Editorial: The Problems and Prospects of Trafficking Prosecutions: Ending impunity and securing justice

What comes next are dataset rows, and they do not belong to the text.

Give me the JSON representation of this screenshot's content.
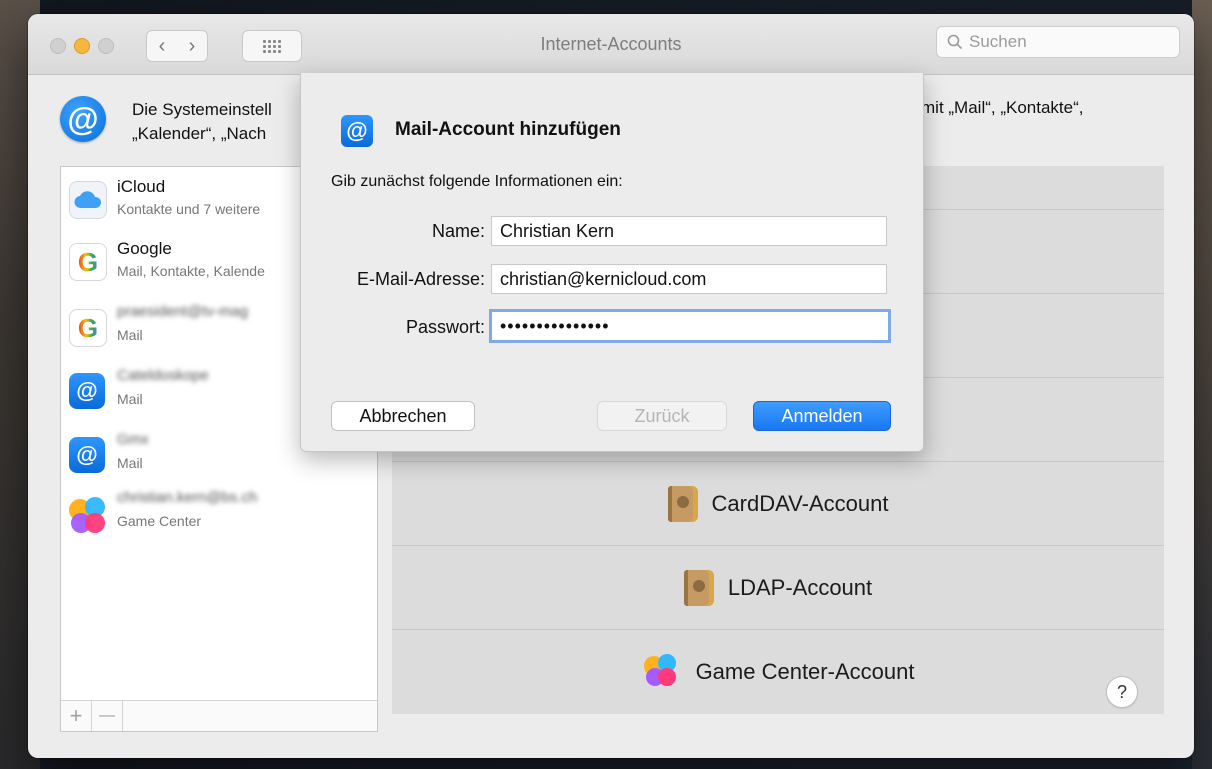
{
  "window": {
    "title": "Internet-Accounts"
  },
  "search": {
    "placeholder": "Suchen"
  },
  "header": {
    "text_line1": "Die Systemeinstell",
    "text_line2": "„Kalender“, „Nach",
    "text_right": "mit „Mail“, „Kontakte“,"
  },
  "sidebar": {
    "accounts": [
      {
        "name": "iCloud",
        "detail": "Kontakte und 7 weitere",
        "icon": "icloud-icon"
      },
      {
        "name": "Google",
        "detail": "Mail, Kontakte, Kalende",
        "icon": "google-icon"
      },
      {
        "name": "praesident@tv-mag",
        "detail": "Mail",
        "icon": "google-icon",
        "blurred": true
      },
      {
        "name": "Cateldoskope",
        "detail": "Mail",
        "icon": "mail-icon",
        "blurred": true
      },
      {
        "name": "Gmx",
        "detail": "Mail",
        "icon": "mail-icon",
        "blurred": true
      },
      {
        "name": "christian.kern@bs.ch",
        "detail": "Game Center",
        "icon": "game-center-icon",
        "blurred": true
      }
    ],
    "add_label": "+",
    "remove_label": "—"
  },
  "providers": [
    {
      "label": "CardDAV-Account",
      "icon": "address-book-icon"
    },
    {
      "label": "LDAP-Account",
      "icon": "address-book-icon"
    },
    {
      "label": "Game Center-Account",
      "icon": "game-center-icon"
    }
  ],
  "help_label": "?",
  "dialog": {
    "title": "Mail-Account hinzufügen",
    "intro": "Gib zunächst folgende Informationen ein:",
    "fields": {
      "name_label": "Name:",
      "name_value": "Christian Kern",
      "email_label": "E-Mail-Adresse:",
      "email_value": "christian@kernicloud.com",
      "password_label": "Passwort:",
      "password_value": "•••••••••••••••"
    },
    "buttons": {
      "cancel": "Abbrechen",
      "back": "Zurück",
      "sign_in": "Anmelden"
    }
  }
}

Having been guest editor of the very first issue of the Anti-Trafficking Review, it was with great pleasure that I accepted the invitation of the editorial board to oversee the production of its sixth issue. Back in 2012 I identified the emergence of the Anti-Trafficking Review, thefirst specialist journal on human trafficking, as a watershed moment, signalling the transformation of‘trafficking’ from a niche (perhaps even a fringe) academic sub-discipline into a legitimate, substantial and discrete area of study1 . The past four years since its launch have vindicated that assessment. New specialist journals on trafficking and its variants have been launched2 , and the range and depth of research being undertaken in this field has significantly expanded. While law, sociology and human rights continue to be the dominant lenses through which trafficking is studied, analysed and explained, there is no denying the expanding and enriching influence of other disciplines: from geography to anthropology; from health sciences to migration studies. These changes in research and writing around trafficking have brought tangible benefits: helping improve our understanding of what is happening and why, as well as strengthening the evidence base on which credible, effective responses can be built.